July 20, 2011
For the past five years it seems like almost everything in information security has focused on application security and, for the NetSPI consulting practices, our application security business (app pen testing, code review, etc.) has significantly increased. In that time, we have seen areas like network and systems vulnerability assessments change due to the commoditization of those services. Qualys, nCircle, and Rapid7 have all created a less expensive way to do a fairly simple scan of networks and systems that provide some level of comfort that networks and systems are secure.
Today it’s pretty common to hear people say “we’ve got the network covered; now we’re really interested in pursuing our application security.” In 2006 I remember Charlie Johnson, head of the consulting practice at Symantec, talking about apps being the only thing that mattered and that he was thinking of committing the Symantec consulting team to secure application development.

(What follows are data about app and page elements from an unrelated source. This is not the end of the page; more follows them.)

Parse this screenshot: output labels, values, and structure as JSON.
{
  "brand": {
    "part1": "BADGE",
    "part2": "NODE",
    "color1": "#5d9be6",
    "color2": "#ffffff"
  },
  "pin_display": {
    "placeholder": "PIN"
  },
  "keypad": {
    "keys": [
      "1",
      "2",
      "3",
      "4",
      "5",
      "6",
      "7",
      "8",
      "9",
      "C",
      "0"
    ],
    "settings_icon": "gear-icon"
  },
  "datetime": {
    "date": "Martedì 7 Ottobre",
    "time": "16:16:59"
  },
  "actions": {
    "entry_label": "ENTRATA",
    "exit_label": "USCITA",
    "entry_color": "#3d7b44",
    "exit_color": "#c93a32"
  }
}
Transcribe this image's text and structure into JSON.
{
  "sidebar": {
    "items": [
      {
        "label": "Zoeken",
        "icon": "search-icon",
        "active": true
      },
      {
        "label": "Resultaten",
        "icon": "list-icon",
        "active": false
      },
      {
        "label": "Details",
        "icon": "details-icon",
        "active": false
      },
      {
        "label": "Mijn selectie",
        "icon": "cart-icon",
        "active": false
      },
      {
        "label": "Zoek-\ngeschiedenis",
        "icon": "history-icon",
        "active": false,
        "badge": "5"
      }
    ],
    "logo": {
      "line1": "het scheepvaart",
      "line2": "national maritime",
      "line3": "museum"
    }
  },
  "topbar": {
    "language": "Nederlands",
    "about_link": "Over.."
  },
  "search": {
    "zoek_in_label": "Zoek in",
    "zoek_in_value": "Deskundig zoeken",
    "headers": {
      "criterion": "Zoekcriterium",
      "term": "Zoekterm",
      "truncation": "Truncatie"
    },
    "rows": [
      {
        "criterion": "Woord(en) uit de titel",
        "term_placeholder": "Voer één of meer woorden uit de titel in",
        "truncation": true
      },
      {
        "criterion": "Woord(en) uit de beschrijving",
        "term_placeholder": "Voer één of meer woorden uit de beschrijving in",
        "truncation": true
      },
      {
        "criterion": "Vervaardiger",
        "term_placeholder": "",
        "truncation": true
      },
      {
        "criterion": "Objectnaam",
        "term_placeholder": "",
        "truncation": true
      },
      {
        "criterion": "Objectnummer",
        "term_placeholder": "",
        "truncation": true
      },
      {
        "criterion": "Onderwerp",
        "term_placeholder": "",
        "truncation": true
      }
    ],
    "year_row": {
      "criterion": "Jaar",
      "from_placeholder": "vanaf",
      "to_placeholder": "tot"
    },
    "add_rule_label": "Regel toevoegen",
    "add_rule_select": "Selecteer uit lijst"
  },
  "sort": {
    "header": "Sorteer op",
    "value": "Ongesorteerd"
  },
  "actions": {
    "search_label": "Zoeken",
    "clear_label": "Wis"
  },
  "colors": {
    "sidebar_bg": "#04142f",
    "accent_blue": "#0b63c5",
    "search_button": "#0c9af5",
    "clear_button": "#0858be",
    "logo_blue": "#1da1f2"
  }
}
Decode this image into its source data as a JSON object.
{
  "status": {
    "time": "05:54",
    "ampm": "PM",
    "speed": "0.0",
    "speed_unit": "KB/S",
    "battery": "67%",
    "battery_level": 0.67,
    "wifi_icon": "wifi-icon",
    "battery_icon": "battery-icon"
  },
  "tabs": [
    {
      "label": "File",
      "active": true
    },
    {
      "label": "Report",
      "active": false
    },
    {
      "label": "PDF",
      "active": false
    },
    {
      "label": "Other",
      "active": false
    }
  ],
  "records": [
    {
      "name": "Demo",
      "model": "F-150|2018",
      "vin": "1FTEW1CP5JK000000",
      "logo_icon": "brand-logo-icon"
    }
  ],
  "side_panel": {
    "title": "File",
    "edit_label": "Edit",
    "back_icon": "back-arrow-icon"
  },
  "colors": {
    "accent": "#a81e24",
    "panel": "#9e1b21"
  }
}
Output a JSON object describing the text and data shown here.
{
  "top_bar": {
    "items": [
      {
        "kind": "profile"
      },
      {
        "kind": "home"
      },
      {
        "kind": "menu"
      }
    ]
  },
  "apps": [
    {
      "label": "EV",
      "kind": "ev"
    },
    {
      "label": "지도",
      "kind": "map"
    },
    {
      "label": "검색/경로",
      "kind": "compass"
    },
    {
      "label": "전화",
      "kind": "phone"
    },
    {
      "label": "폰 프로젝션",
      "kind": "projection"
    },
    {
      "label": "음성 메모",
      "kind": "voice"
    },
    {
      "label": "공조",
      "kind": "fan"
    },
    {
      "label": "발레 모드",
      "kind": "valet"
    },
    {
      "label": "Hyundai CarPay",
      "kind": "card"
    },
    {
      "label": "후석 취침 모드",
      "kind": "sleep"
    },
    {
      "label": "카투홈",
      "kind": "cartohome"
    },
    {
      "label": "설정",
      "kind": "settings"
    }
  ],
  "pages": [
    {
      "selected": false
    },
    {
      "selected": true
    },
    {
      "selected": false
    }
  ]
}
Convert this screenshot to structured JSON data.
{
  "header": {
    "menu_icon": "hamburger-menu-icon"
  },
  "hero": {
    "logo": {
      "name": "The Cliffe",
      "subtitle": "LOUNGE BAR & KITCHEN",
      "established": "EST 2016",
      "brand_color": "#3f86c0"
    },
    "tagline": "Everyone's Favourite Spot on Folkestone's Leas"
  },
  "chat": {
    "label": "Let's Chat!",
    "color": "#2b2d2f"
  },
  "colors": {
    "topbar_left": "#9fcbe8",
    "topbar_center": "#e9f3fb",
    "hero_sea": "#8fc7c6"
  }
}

He may have just been thinking out loud, but securing applications has become the focus of many IT security groups almost to the exclusion of focusing on risk to the organization.
Don’t get me wrong, application security is a huge problem and it will remain a problem for many years. However, there are many other areas of risk (perhaps greater risk) that cannot be ignored. At the technical level, system security for off-the-shelf software is a persistent problem. Organizations still struggle to patch quickly and there are often systems with exceptions to the patching process that weaken an organization’s domain and system security. While patching is still an issue, the biggest vulnerabilities are found within network and system configurations. In most (90-95%) of our pen tests we find weak configurations that lead to the complete compromise of an environment. In addition, in many organizations, database groups are silo’d off and don’t get the security attention that they need. Because of this, we find an excessive level of insecure configurations, embedded passwords, and inappropriate trust relationships that can lead to compromise.
With all of these technical vulnerabilities, it’s amazing that an even wider security hole can be found within the physical operations, business process, and personnel at organizations. This is still usually the easiest way to break into an organization. Often it’s combined with technical exploits, but social engineering provides an almost failsafe way to get information and access within technology environments.
I don’t think we should reduce our focus on application security – there’s a lot to do there and it will take many years to secure this aspect of IT within organizations. However, I think it’s incredibly important not to lose sight of what constitutes risk. If you really want to understand and reduce IT related risk, you’ve got to look comprehensively at risk within all aspects of your IT environment – process, physical, network, systems, database, and applications. Because while you may not be looking at these things, it’s certain that at some point, someone looking for the easiest way in will be looking at exploiting these weaknesses.